The result, which bears repeating: 30% of the Viennese are unable to vote.
I’m curious, what does Austria have to lose by turning taxpayers into dual citizens? In a country of 8 million, the taxes paid by 1.5 million non-Austrians would be dearly missed. So why not make it easier for us to participate in the democratic process? Integration starts in the mind, so why not invite foreign residents to think about their world like Austrians – or, better, as Austrians?
At my company Home Town Media (publisher of Metropole, Austria’s leading English-language media outlet) we employ Austrians, EU citizens and so-called third-country nationals (Drittstaatsangehörige). our freelancers are mostly non-Austrian and aim to give our readers the voice they are denied by the current circumstances.
As one of the taxpaying and job-creating members of Viennese society, I yearn to participate in elections, be they federal, municipal or on a district level. I wish I could to have signed the various petitions, like that about the smoking ban or the referendum on women’s issues. Both were topics that directly affect me as a smoking Vienna dweller and a woman.
I want to feel the thrill I felt back in 2008. The feeling of purpose, agency, representation. I want my opinion to count.
Should we change this dual-citizenship law? On October 11, 2020, 69% of Viennese over 16 will be invited to vote on what affects 100% of us. Starting on September 1, 2020, descendants of Austrian victims of the Nazi regime will be able to obtain Austrian citizenship. While the reasons for this amendment to the law are historical, it calls into question the political and legal basis for the dual-citizenship ban that’s currently in place.
I’d love to hear what you think about this situation. Should it change? Am I out of line? Am I preaching to the silent choir?
Thanks and, as we say at Metropole, #dontbeastranger
This article was originally published on LinkedIn.
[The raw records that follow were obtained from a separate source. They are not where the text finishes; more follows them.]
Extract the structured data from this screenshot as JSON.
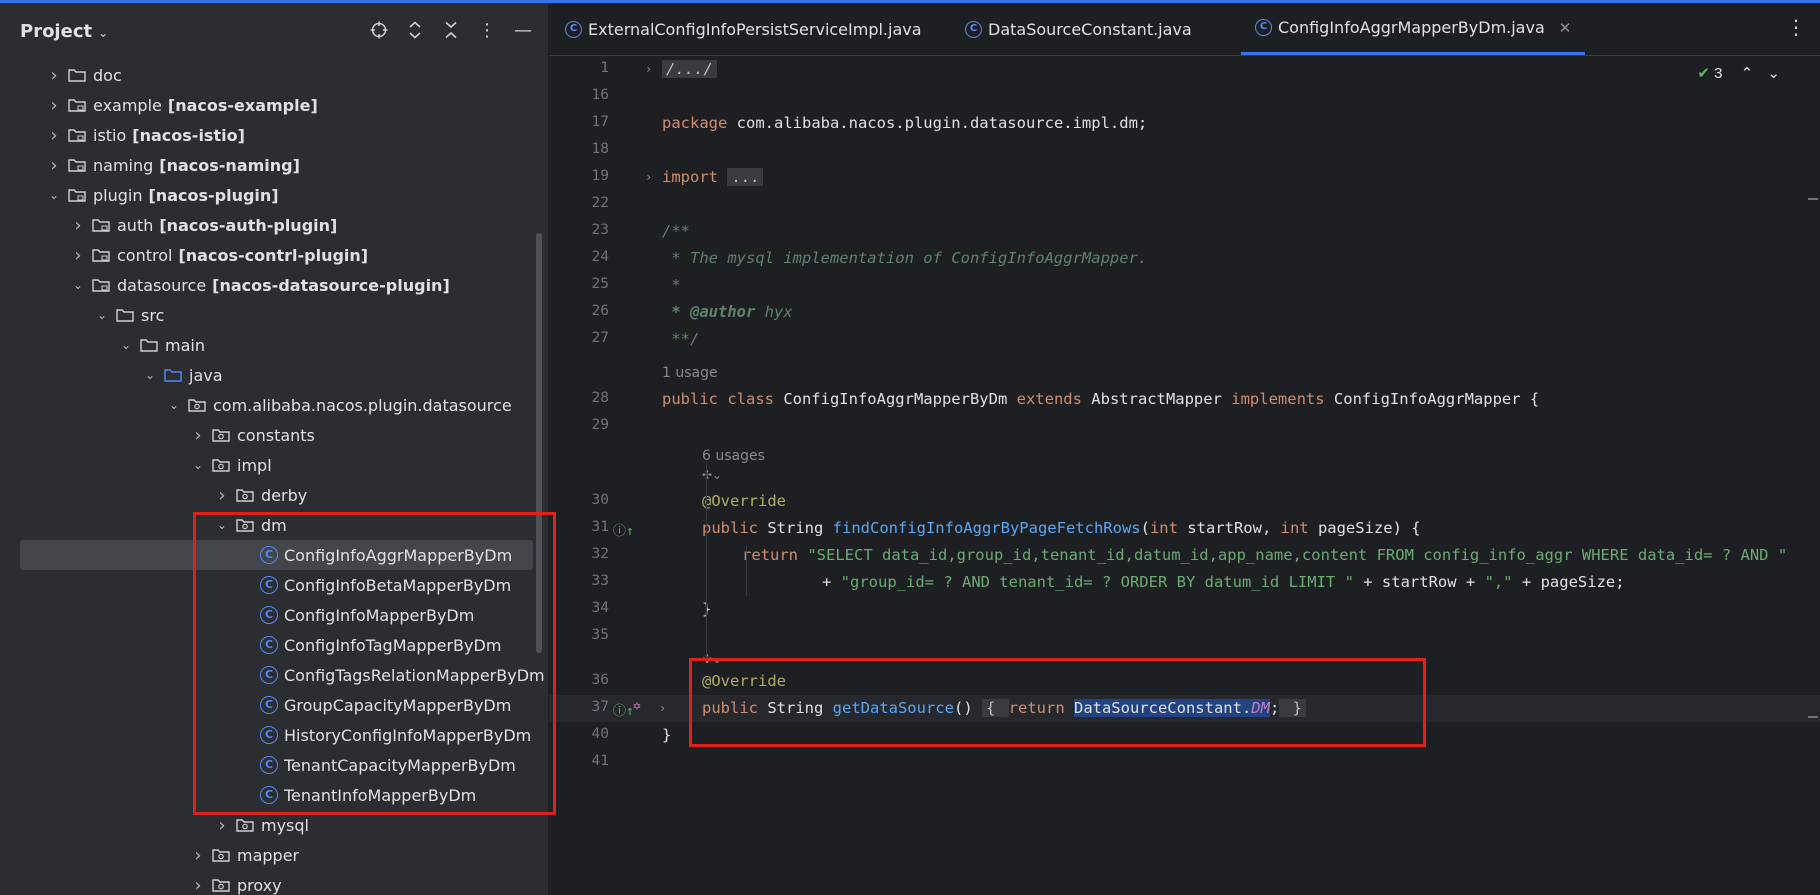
{
  "project_panel": {
    "title": "Project",
    "tree": [
      {
        "label": "doc",
        "module": "",
        "kind": "folder",
        "arrow": "right",
        "depth": 0
      },
      {
        "label": "example",
        "module": "[nacos-example]",
        "kind": "module",
        "arrow": "right",
        "depth": 0
      },
      {
        "label": "istio",
        "module": "[nacos-istio]",
        "kind": "module",
        "arrow": "right",
        "depth": 0
      },
      {
        "label": "naming",
        "module": "[nacos-naming]",
        "kind": "module",
        "arrow": "right",
        "depth": 0
      },
      {
        "label": "plugin",
        "module": "[nacos-plugin]",
        "kind": "module",
        "arrow": "down",
        "depth": 0
      },
      {
        "label": "auth",
        "module": "[nacos-auth-plugin]",
        "kind": "module",
        "arrow": "right",
        "depth": 1
      },
      {
        "label": "control",
        "module": "[nacos-contrl-plugin]",
        "kind": "module",
        "arrow": "right",
        "depth": 1
      },
      {
        "label": "datasource",
        "module": "[nacos-datasource-plugin]",
        "kind": "module",
        "arrow": "down",
        "depth": 1
      },
      {
        "label": "src",
        "module": "",
        "kind": "folder",
        "arrow": "down",
        "depth": 2
      },
      {
        "label": "main",
        "module": "",
        "kind": "folder",
        "arrow": "down",
        "depth": 3
      },
      {
        "label": "java",
        "module": "",
        "kind": "source",
        "arrow": "down",
        "depth": 4
      },
      {
        "label": "com.alibaba.nacos.plugin.datasource",
        "module": "",
        "kind": "package",
        "arrow": "down",
        "depth": 5
      },
      {
        "label": "constants",
        "module": "",
        "kind": "package",
        "arrow": "right",
        "depth": 6
      },
      {
        "label": "impl",
        "module": "",
        "kind": "package",
        "arrow": "down",
        "depth": 6
      },
      {
        "label": "derby",
        "module": "",
        "kind": "package",
        "arrow": "right",
        "depth": 7
      },
      {
        "label": "dm",
        "module": "",
        "kind": "package",
        "arrow": "down",
        "depth": 7
      },
      {
        "label": "ConfigInfoAggrMapperByDm",
        "module": "",
        "kind": "class",
        "arrow": "",
        "depth": 8,
        "selected": true
      },
      {
        "label": "ConfigInfoBetaMapperByDm",
        "module": "",
        "kind": "class",
        "arrow": "",
        "depth": 8
      },
      {
        "label": "ConfigInfoMapperByDm",
        "module": "",
        "kind": "class",
        "arrow": "",
        "depth": 8
      },
      {
        "label": "ConfigInfoTagMapperByDm",
        "module": "",
        "kind": "class",
        "arrow": "",
        "depth": 8
      },
      {
        "label": "ConfigTagsRelationMapperByDm",
        "module": "",
        "kind": "class",
        "arrow": "",
        "depth": 8
      },
      {
        "label": "GroupCapacityMapperByDm",
        "module": "",
        "kind": "class",
        "arrow": "",
        "depth": 8
      },
      {
        "label": "HistoryConfigInfoMapperByDm",
        "module": "",
        "kind": "class",
        "arrow": "",
        "depth": 8
      },
      {
        "label": "TenantCapacityMapperByDm",
        "module": "",
        "kind": "class",
        "arrow": "",
        "depth": 8
      },
      {
        "label": "TenantInfoMapperByDm",
        "module": "",
        "kind": "class",
        "arrow": "",
        "depth": 8
      },
      {
        "label": "mysql",
        "module": "",
        "kind": "package",
        "arrow": "right",
        "depth": 7
      },
      {
        "label": "mapper",
        "module": "",
        "kind": "package",
        "arrow": "right",
        "depth": 6
      },
      {
        "label": "proxy",
        "module": "",
        "kind": "package",
        "arrow": "right",
        "depth": 6
      }
    ]
  },
  "tabs": [
    {
      "label": "ExternalConfigInfoPersistServiceImpl.java",
      "active": false
    },
    {
      "label": "DataSourceConstant.java",
      "active": false
    },
    {
      "label": "ConfigInfoAggrMapperByDm.java",
      "active": true
    }
  ],
  "editor": {
    "inspection_count": "3",
    "usage_hint_class": "1 usage",
    "usage_hint_method": "6 usages",
    "lines": {
      "l1_num": "1",
      "l1": "/.../",
      "l16_num": "16",
      "l17_num": "17",
      "l17_kw": "package",
      "l17_rest": " com.alibaba.nacos.plugin.datasource.impl.dm;",
      "l18_num": "18",
      "l19_num": "19",
      "l19_kw": "import",
      "l19_rest": "...",
      "l22_num": "22",
      "l23_num": "23",
      "l23": "/**",
      "l24_num": "24",
      "l24": " * The mysql implementation of ConfigInfoAggrMapper.",
      "l25_num": "25",
      "l25": " *",
      "l26_num": "26",
      "l26_tag": " * @author",
      "l26_rest": " hyx",
      "l27_num": "27",
      "l27": " **/",
      "l28_num": "28",
      "l28_a": "public class",
      "l28_b": " ConfigInfoAggrMapperByDm ",
      "l28_c": "extends",
      "l28_d": " AbstractMapper ",
      "l28_e": "implements",
      "l28_f": " ConfigInfoAggrMapper {",
      "l29_num": "29",
      "l30_num": "30",
      "l30": "@Override",
      "l31_num": "31",
      "l31_a": "public",
      "l31_b": " String ",
      "l31_c": "findConfigInfoAggrByPageFetchRows",
      "l31_d": "(",
      "l31_e": "int",
      "l31_f": " startRow, ",
      "l31_g": "int",
      "l31_h": " pageSize) {",
      "l32_num": "32",
      "l32_a": "return ",
      "l32_b": "\"SELECT data_id,group_id,tenant_id,datum_id,app_name,content FROM config_info_aggr WHERE data_id= ? AND \"",
      "l33_num": "33",
      "l33_a": "+ ",
      "l33_b": "\"group_id= ? AND tenant_id= ? ORDER BY datum_id LIMIT \"",
      "l33_c": " + startRow + ",
      "l33_d": "\",\"",
      "l33_e": " + pageSize;",
      "l34_num": "34",
      "l34": "}",
      "l35_num": "35",
      "l36_num": "36",
      "l36": "@Override",
      "l37_num": "37",
      "l37_a": "public",
      "l37_b": " String ",
      "l37_c": "getDataSource",
      "l37_d": "() ",
      "l37_e": "{ ",
      "l37_f": "return ",
      "l37_g": "DataSourceConstant.",
      "l37_h": "DM",
      "l37_i": ";",
      "l37_j": " }",
      "l40_num": "40",
      "l40": "}",
      "l41_num": "41"
    }
  }
}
It is the kick-off for coverage focusing on voting rights in the coming weeks leading up to the Vienna municipal election 2020 on October 11.